Also, a "motion in lieu of an answer," Defendants' Reconsideration Brief at 25 n.*, presumably a motion to dismiss for failure to state a claim, is not the only procedural mechanism by which Defendants could have asserted their qualified immunity defense before discovery; a motion for summary judgment can be made by a defending party "at any time," Fed. R. Civ. P. 56(b), including before discovery, subject, of course, to the non-moving party's filing of affidavits pursuant to Rule 56(f). Thus, while the Court finds Defendants' explanation of their litigation strategy incredible, these considerations do not compel a finding that the qualified immunity defense has been waived. Therefore, Defendants have not waived the defense of qualified immunity and, to this extent, Plaintiffs' motion for reargument is denied.
For the reasons set forth above, Defendants' motion for reconsideration will be denied. Plaintiffs' motion for reconsideration will be granted in part, and Defendants' motion for summary judgment as to Plaintiffs' claim under the ADA will be denied. Plaintiffs' motion for certification of Defendants' appeal as frivolous will be denied. Finally, the Court cannot find that the defense of qualified immunity has been waived and, to this extent, Plaintiffs' motion for reargument is denied.
Dated: February 9, 1998
STEPHEN M. ORLOFSKY
United States District Judge
This matter having come before the Court on the motion of Defendants, William Plantier, William H. Fauver, Dr. Robert Cardinale, Dr. Narsimha Reddy, and Elaine Allen, R.N., for reargument, Peter Verniero, Esq., Attorney General of New Jersey, Jeffrey J. Miller, Esq., Assistant Attorney General, E. Jayroe Wurst, Esq., Deputy Attorney General, William P. Flahive, Esq., Deputy Attorney General, appearing on behalf of Defendants, William Plantier, William H. Fauver, Dr. Robert Cardinale, Dr. Narsimha Reddy, and Elaine Allen, R.N., and Lawrence S. Lustberg, Esq., Mark A. Berman, Esq., Gibbons, Del Deo, Dolan, Griffinger & Vecchione, P.C., appearing on behalf of Plaintiffs, Darryl Rouse, Charles Brooks, Stephen Jankowski, Julio Baez, and Robert Kammerer; and

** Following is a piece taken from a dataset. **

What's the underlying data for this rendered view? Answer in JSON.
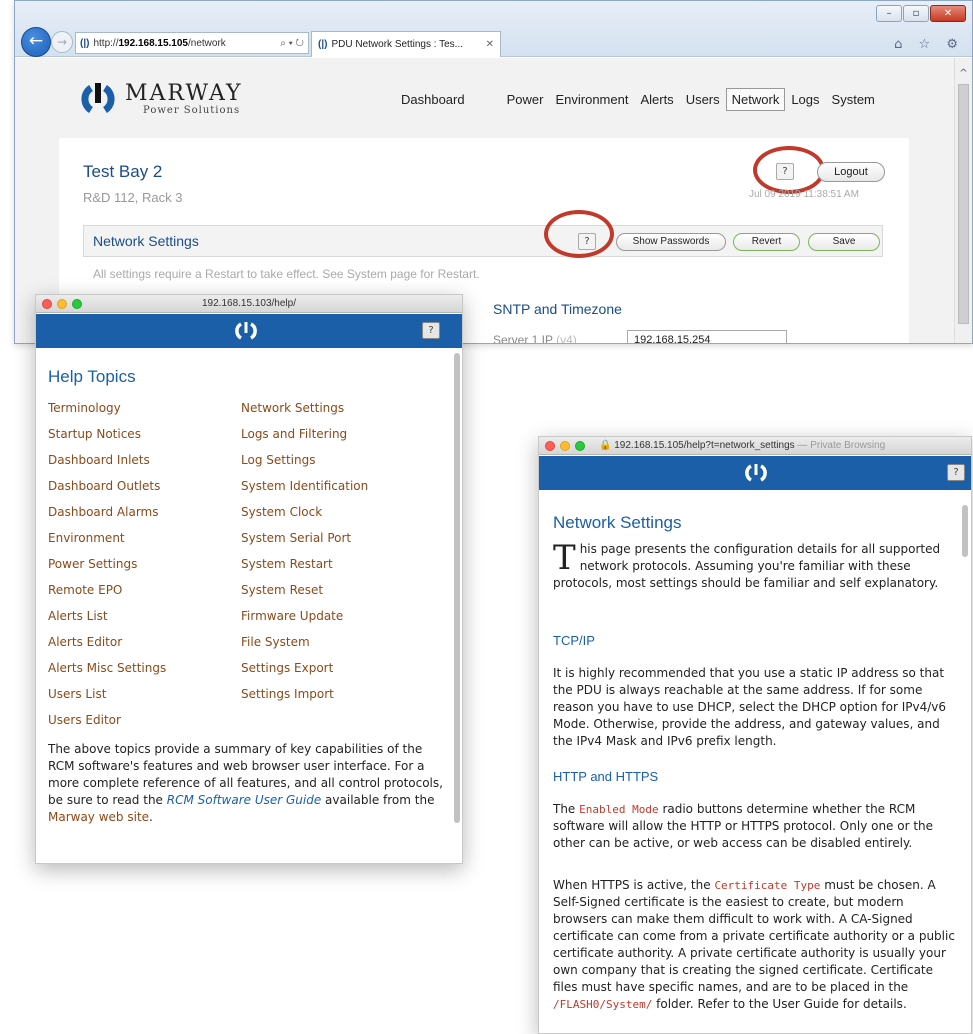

The Court having considered the submissions of the parties; and
For the reasons set forth in an OPINION filed concurrently with this ORDER,
IT IS HEREBY ORDERED on this 9th day of February, 1998, that Defendants' motion for reargument is DENIED; and
IT IS FURTHER ORDERED that Plaintiffs' motion for reargument is GRANTED with respect to Plaintiffs' claims for injunctive relief under the Eighth Amendment, and is DENIED in all other respects; and
IT IS FURTHER ORDERED that Defendants' motion for summary judgment as to liability under the Americans with Disabilities Act is DENIED as to all Defendants; and
IT IS FURTHER ORDERED that Plaintiffs' motion for certification of Defendants' appeal as frivolous is DENIED.
STEPHEN M. ORLOFSKY
United States District Judge